  • Payment Details – payment card details were also available, though in a ‘partially redacted' form. This means that the users' full financial details were not at risk.

How Did the Security Breach Happen?

In this instance, the data was leaked from an ElasticSearch server, which was left online without a password. ElasticSearch is a high-grade search engine, which is used by companies to improve their websites data indexing and search capabilities.

These servers are normally installed on internal networks, which keeps the data they hold offline and away from prying eyes.

Despite only one server being exposed, the ElasticSearch server handled a huge amount of information pulled from multiple web domains. It's likely that this was due to an affiliate scheme, or due to the fact that one casino operator was running several online casinos.

Moreover, as the casino was operating under a Curacao license, this breach has raised many questions about whether or not players should trust casinos which are licensed by this government.

Curacao licenses have always been deemed the least-strict, especially in contrast to licenses issued by the United Kingdom Gambling Commission (UKGC) and the Malta Gaming Authority (MGA).

This means that it's far easier for unscrupulous casino operators to gain licenses in Curacao and that they don't need to implement as stringent security measures.

How to Keep Your Data Safe at Online Casinos

Security Text on Computer Screen with Cursor

If you've read this article and started to worry that your data could be exposed when playing at an online casino, then the good news is that security breaches of this nature are very rare. Moreover, there are many extra measures you can take to make sure you're not at risk.

Below we've listed some of our top tips for keeping safe when playing at an online casino.

⚠️ Always Play at UKGC-licensed Online Casinos and Sportsbooks

As we've just mentioned, not all casino licenses are created equal. To ensure you're playing at a secure and regulated site, you should only ever play at an online casino which is licensed by the United Kingdom Gambling Commission.

Not only does the UKGC enforce strict security policies, but all casinos which accept UK players must have a UKGC licence to be operating legally. A site which is accepting UK players without a UKGC license is one to avoid.

⚠️ Always Check You Are Entering Personal Details Over a Secure Server

When you are visiting any website, whether that's an online casino or a social media platform, you should always look for the padlock icon in the URL bar. This shows you that your connection is secure and that your information is private when sent to the site.

If the padlock icon is not showing in your URL bar, this means that the site may not be using a private connection. As such, you should avoid entering any personal information into the site, and may well wish to avoid the site altogether.

On some sites, if the padlock symbol isn't displayed, you may be able to visit a more secure version of the page. To do this, you can simply change the ‘http://' prefix in the URL bar to ‘https:// instead.
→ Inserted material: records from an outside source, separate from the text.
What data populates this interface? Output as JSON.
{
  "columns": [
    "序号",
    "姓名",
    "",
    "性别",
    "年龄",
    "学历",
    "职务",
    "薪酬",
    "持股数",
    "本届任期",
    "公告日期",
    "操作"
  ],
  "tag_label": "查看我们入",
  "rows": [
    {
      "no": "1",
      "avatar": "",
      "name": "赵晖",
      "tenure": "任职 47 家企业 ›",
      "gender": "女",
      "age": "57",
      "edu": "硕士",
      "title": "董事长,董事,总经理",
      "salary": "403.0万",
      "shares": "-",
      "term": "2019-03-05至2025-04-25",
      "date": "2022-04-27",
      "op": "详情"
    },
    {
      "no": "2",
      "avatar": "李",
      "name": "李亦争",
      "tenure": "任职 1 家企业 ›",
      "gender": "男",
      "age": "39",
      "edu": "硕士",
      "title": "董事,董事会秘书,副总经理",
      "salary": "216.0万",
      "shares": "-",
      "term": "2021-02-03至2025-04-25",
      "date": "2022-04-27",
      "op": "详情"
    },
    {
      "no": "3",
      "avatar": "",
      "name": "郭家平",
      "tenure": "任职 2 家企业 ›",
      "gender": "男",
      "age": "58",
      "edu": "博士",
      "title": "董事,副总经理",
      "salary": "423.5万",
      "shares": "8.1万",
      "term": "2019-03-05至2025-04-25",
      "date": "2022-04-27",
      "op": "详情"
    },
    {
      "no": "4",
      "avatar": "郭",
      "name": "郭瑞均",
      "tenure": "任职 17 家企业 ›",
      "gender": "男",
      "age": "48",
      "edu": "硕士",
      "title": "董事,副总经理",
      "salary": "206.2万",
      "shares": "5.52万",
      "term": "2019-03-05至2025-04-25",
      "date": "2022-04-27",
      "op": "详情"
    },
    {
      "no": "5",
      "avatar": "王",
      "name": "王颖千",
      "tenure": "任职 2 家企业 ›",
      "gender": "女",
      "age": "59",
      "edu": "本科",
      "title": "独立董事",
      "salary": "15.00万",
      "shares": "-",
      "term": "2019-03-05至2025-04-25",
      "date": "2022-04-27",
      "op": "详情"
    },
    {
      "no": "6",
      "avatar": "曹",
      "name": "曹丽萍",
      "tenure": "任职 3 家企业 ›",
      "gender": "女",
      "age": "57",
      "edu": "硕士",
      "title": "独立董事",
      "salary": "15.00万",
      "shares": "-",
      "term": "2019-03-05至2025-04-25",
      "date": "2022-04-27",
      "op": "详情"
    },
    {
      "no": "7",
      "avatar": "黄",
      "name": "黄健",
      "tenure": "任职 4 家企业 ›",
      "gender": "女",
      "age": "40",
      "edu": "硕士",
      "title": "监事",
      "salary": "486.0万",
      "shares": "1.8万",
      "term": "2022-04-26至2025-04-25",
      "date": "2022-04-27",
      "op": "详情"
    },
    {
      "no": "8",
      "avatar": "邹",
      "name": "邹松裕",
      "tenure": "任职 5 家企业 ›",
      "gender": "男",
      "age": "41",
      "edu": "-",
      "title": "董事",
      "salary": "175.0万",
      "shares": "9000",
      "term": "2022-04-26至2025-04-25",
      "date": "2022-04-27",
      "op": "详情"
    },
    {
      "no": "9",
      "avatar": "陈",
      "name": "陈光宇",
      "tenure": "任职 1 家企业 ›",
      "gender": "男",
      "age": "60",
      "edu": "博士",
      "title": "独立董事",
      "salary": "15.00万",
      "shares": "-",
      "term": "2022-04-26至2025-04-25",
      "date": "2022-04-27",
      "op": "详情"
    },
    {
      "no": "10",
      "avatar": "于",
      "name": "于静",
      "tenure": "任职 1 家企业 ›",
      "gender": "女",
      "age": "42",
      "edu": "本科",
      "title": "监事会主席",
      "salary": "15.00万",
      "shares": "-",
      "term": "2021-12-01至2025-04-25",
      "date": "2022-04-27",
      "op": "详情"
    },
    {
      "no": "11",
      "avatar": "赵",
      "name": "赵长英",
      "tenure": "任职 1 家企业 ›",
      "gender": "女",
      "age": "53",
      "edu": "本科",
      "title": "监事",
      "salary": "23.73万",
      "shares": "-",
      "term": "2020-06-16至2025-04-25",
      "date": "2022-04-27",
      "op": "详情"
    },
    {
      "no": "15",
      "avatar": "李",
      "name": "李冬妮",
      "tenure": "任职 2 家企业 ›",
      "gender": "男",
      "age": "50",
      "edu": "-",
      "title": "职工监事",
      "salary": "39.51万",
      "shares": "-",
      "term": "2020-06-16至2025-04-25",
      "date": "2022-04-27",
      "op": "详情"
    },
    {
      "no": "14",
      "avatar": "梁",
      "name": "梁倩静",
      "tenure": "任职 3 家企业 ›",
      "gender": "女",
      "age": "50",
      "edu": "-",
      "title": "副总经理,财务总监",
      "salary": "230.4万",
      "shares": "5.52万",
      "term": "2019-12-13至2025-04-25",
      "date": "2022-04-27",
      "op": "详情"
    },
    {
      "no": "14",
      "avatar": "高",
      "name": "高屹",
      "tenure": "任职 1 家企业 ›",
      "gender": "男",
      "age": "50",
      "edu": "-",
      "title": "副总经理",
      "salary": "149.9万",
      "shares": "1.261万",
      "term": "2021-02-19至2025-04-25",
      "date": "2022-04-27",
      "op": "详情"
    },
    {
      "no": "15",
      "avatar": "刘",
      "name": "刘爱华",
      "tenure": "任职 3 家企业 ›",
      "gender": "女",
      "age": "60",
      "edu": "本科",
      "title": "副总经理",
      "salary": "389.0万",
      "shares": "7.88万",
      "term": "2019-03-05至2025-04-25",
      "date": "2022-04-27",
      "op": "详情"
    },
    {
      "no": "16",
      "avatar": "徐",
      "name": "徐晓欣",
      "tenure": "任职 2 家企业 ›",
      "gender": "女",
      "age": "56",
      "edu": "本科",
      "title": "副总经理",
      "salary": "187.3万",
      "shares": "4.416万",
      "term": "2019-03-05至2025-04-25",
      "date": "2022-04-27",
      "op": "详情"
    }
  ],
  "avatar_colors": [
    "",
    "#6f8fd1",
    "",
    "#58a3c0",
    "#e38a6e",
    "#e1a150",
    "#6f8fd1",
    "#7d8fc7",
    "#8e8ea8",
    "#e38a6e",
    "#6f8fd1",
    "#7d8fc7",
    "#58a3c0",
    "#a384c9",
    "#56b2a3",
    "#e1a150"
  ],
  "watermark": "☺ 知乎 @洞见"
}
⚠️ Use an E-Wallet Service to Make Deposits and Withdrawals

Almost all online casinos now offer players multiple ways to fund their accounts. These usually include traditional methods, such as via credit/debit card, alongside modern methods such as e-wallet and pay by phone services.

When making a casino deposit, we'd always recommend using an e-wallet or pay by phone service. This is because they do not require you to enter your banking details at the casino. Instead, you simply use your e-wallet login details.

This means that should a casino suffer a data breach, your card or bank details will not be exposed. Moreover, even if you're e-wallet details are exposed, trusted e-wallet services implement many different security measures. This means that even with a username and password, it may be very difficult for anyone to login to your e-wallet account.

E-wallet services such as PayPal will notice if your account is being accessed from an unfamiliar IP address and ask you to verify your identity by answering security questions or by entering a pin-code which will be sent to your email address or phone number.